### Recorded data

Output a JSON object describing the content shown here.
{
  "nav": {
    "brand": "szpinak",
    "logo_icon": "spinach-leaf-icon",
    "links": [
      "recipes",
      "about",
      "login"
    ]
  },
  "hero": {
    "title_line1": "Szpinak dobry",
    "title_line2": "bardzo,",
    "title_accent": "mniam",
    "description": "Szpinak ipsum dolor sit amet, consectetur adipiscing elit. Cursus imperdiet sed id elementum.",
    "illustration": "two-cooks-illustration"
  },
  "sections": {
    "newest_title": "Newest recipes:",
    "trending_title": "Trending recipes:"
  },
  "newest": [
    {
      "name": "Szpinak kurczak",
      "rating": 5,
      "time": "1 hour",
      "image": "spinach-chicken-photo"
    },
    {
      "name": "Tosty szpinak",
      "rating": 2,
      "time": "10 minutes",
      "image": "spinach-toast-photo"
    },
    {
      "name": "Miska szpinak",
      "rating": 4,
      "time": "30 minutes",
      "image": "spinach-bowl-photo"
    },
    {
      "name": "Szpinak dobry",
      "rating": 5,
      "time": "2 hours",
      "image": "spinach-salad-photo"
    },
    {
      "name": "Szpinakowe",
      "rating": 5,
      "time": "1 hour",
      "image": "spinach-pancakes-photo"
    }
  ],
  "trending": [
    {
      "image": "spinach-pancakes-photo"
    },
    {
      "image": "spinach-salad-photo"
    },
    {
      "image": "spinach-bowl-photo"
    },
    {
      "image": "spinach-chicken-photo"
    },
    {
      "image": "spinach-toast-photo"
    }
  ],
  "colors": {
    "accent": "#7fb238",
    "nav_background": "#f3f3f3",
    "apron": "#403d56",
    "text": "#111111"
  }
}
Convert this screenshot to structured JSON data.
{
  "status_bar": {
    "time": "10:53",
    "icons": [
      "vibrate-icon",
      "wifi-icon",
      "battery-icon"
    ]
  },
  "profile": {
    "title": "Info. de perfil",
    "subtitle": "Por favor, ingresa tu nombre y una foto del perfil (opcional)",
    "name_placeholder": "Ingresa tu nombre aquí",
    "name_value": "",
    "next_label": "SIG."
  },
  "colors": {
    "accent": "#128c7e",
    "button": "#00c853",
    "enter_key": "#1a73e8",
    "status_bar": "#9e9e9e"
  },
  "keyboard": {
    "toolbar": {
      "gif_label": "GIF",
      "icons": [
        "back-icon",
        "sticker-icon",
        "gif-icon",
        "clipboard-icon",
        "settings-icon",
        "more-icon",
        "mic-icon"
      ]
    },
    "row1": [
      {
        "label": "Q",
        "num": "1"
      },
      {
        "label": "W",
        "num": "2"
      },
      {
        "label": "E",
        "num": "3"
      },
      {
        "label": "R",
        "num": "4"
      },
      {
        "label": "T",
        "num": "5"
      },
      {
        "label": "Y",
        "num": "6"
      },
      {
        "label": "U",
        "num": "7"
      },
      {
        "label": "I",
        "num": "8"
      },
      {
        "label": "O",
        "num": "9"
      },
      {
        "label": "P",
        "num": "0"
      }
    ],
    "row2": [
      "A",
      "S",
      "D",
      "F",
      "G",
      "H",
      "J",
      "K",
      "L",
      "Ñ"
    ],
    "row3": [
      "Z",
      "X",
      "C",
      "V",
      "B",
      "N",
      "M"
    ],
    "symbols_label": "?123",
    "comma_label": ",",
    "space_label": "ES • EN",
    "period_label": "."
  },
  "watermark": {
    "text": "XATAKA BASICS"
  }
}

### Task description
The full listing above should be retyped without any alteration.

### Solved exercise
Output a JSON object describing the content shown here.
{
  "nav": {
    "brand": "szpinak",
    "logo_icon": "spinach-leaf-icon",
    "links": [
      "recipes",
      "about",
      "login"
    ]
  },
  "hero": {
    "title_line1": "Szpinak dobry",
    "title_line2": "bardzo,",
    "title_accent": "mniam",
    "description": "Szpinak ipsum dolor sit amet, consectetur adipiscing elit. Cursus imperdiet sed id elementum.",
    "illustration": "two-cooks-illustration"
  },
  "sections": {
    "newest_title": "Newest recipes:",
    "trending_title": "Trending recipes:"
  },
  "newest": [
    {
      "name": "Szpinak kurczak",
      "rating": 5,
      "time": "1 hour",
      "image": "spinach-chicken-photo"
    },
    {
      "name": "Tosty szpinak",
      "rating": 2,
      "time": "10 minutes",
      "image": "spinach-toast-photo"
    },
    {
      "name": "Miska szpinak",
      "rating": 4,
      "time": "30 minutes",
      "image": "spinach-bowl-photo"
    },
    {
      "name": "Szpinak dobry",
      "rating": 5,
      "time": "2 hours",
      "image": "spinach-salad-photo"
    },
    {
      "name": "Szpinakowe",
      "rating": 5,
      "time": "1 hour",
      "image": "spinach-pancakes-photo"
    }
  ],
  "trending": [
    {
      "image": "spinach-pancakes-photo"
    },
    {
      "image": "spinach-salad-photo"
    },
    {
      "image": "spinach-bowl-photo"
    },
    {
      "image": "spinach-chicken-photo"
    },
    {
      "image": "spinach-toast-photo"
    }
  ],
  "colors": {
    "accent": "#7fb238",
    "nav_background": "#f3f3f3",
    "apron": "#403d56",
    "text": "#111111"
  }
}
Convert this screenshot to structured JSON data.
{
  "status_bar": {
    "time": "10:53",
    "icons": [
      "vibrate-icon",
      "wifi-icon",
      "battery-icon"
    ]
  },
  "profile": {
    "title": "Info. de perfil",
    "subtitle": "Por favor, ingresa tu nombre y una foto del perfil (opcional)",
    "name_placeholder": "Ingresa tu nombre aquí",
    "name_value": "",
    "next_label": "SIG."
  },
  "colors": {
    "accent": "#128c7e",
    "button": "#00c853",
    "enter_key": "#1a73e8",
    "status_bar": "#9e9e9e"
  },
  "keyboard": {
    "toolbar": {
      "gif_label": "GIF",
      "icons": [
        "back-icon",
        "sticker-icon",
        "gif-icon",
        "clipboard-icon",
        "settings-icon",
        "more-icon",
        "mic-icon"
      ]
    },
    "row1": [
      {
        "label": "Q",
        "num": "1"
      },
      {
        "label": "W",
        "num": "2"
      },
      {
        "label": "E",
        "num": "3"
      },
      {
        "label": "R",
        "num": "4"
      },
      {
        "label": "T",
        "num": "5"
      },
      {
        "label": "Y",
        "num": "6"
      },
      {
        "label": "U",
        "num": "7"
      },
      {
        "label": "I",
        "num": "8"
      },
      {
        "label": "O",
        "num": "9"
      },
      {
        "label": "P",
        "num": "0"
      }
    ],
    "row2": [
      "A",
      "S",
      "D",
      "F",
      "G",
      "H",
      "J",
      "K",
      "L",
      "Ñ"
    ],
    "row3": [
      "Z",
      "X",
      "C",
      "V",
      "B",
      "N",
      "M"
    ],
    "symbols_label": "?123",
    "comma_label": ",",
    "space_label": "ES • EN",
    "period_label": "."
  },
  "watermark": {
    "text": "XATAKA BASICS"
  }
}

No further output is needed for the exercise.